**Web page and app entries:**
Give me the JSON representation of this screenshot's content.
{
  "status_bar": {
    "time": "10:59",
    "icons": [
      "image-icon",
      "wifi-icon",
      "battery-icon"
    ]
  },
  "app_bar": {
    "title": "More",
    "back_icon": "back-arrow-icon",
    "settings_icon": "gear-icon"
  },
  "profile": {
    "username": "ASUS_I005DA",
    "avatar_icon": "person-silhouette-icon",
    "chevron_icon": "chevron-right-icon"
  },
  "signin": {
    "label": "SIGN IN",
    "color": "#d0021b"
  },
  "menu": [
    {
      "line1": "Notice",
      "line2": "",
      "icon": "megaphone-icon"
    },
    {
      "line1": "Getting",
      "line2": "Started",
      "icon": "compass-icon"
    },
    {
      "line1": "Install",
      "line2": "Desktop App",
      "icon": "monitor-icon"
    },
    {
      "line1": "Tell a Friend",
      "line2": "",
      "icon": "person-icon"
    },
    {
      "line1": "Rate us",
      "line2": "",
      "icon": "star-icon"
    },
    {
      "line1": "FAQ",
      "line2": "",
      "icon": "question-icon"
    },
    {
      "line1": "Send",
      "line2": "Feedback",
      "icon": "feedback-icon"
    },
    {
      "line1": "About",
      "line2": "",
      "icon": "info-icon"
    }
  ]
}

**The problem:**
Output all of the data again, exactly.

**Solution to the problem:**
Give me the JSON representation of this screenshot's content.
{
  "status_bar": {
    "time": "10:59",
    "icons": [
      "image-icon",
      "wifi-icon",
      "battery-icon"
    ]
  },
  "app_bar": {
    "title": "More",
    "back_icon": "back-arrow-icon",
    "settings_icon": "gear-icon"
  },
  "profile": {
    "username": "ASUS_I005DA",
    "avatar_icon": "person-silhouette-icon",
    "chevron_icon": "chevron-right-icon"
  },
  "signin": {
    "label": "SIGN IN",
    "color": "#d0021b"
  },
  "menu": [
    {
      "line1": "Notice",
      "line2": "",
      "icon": "megaphone-icon"
    },
    {
      "line1": "Getting",
      "line2": "Started",
      "icon": "compass-icon"
    },
    {
      "line1": "Install",
      "line2": "Desktop App",
      "icon": "monitor-icon"
    },
    {
      "line1": "Tell a Friend",
      "line2": "",
      "icon": "person-icon"
    },
    {
      "line1": "Rate us",
      "line2": "",
      "icon": "star-icon"
    },
    {
      "line1": "FAQ",
      "line2": "",
      "icon": "question-icon"
    },
    {
      "line1": "Send",
      "line2": "Feedback",
      "icon": "feedback-icon"
    },
    {
      "line1": "About",
      "line2": "",
      "icon": "info-icon"
    }
  ]
}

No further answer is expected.